§ **Try it**:
Of all the lines in the records below, copy only those that contain the string "Output".

*** Begin section ***

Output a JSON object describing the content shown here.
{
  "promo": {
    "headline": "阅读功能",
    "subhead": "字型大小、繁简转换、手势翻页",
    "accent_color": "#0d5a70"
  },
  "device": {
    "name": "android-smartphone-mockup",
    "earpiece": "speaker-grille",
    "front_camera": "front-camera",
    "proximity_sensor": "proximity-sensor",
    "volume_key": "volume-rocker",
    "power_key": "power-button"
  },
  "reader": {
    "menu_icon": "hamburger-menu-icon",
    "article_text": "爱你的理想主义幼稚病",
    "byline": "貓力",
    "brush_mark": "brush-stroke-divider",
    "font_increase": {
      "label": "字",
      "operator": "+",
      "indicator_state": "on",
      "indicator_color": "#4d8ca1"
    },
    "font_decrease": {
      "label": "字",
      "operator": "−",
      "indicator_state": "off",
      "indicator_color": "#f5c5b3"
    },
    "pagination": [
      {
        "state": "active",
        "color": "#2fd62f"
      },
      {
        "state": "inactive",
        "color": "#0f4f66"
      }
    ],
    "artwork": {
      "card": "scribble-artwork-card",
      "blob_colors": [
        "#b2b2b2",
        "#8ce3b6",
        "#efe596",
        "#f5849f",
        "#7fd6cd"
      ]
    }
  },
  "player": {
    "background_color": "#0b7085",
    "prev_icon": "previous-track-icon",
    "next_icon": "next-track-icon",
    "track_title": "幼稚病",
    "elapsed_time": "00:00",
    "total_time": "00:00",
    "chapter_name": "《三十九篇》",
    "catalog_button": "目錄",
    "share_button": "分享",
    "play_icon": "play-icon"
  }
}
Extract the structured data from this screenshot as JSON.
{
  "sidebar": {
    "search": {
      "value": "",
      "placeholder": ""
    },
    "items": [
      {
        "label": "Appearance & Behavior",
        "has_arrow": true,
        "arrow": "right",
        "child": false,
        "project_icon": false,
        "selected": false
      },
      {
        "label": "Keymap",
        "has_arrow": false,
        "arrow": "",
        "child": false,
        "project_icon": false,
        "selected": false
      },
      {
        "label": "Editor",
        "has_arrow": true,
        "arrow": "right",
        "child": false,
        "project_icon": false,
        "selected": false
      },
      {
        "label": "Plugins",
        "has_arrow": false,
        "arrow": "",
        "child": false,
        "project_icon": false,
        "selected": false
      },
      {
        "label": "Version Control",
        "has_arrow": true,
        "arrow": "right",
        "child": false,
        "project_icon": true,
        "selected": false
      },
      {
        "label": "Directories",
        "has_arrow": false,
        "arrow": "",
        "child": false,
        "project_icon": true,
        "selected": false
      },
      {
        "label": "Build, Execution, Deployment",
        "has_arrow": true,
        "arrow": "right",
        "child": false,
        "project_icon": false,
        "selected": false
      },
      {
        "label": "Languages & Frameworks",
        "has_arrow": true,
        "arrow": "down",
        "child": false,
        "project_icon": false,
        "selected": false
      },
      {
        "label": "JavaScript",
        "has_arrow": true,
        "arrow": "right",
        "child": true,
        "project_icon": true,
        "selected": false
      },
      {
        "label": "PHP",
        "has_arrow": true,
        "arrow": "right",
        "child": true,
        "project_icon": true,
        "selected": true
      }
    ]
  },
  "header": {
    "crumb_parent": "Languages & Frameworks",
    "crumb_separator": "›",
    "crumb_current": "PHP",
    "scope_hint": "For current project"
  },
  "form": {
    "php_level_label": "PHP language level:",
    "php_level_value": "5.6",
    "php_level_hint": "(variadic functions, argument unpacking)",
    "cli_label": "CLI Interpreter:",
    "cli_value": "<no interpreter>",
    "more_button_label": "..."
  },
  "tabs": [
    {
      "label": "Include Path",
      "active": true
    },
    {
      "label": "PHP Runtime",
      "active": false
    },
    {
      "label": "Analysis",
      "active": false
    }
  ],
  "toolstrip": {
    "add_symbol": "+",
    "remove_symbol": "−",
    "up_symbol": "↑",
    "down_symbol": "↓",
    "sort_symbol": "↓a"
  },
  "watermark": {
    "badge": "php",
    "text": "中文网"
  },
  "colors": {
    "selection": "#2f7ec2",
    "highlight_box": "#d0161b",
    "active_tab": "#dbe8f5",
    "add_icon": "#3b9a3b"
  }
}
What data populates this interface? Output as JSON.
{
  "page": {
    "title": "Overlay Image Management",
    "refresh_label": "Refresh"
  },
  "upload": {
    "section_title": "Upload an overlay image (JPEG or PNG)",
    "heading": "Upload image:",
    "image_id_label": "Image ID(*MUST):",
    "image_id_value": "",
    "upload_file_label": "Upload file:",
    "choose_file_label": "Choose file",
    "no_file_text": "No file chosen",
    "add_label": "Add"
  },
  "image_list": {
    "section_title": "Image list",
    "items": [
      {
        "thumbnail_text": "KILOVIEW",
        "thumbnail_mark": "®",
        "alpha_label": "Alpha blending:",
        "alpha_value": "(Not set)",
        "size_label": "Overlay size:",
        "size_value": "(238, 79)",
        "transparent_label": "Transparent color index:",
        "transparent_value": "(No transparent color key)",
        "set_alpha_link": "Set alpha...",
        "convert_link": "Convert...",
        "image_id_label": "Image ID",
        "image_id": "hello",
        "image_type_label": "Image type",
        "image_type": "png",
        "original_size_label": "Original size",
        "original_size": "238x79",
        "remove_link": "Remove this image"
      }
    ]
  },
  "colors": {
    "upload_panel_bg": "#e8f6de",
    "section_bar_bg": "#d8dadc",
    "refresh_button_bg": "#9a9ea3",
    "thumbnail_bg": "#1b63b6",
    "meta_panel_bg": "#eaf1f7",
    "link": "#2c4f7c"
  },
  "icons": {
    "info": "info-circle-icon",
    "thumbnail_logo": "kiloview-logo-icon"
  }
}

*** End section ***

§ **Answer section**:
Output a JSON object describing the content shown here.
What data populates this interface? Output as JSON.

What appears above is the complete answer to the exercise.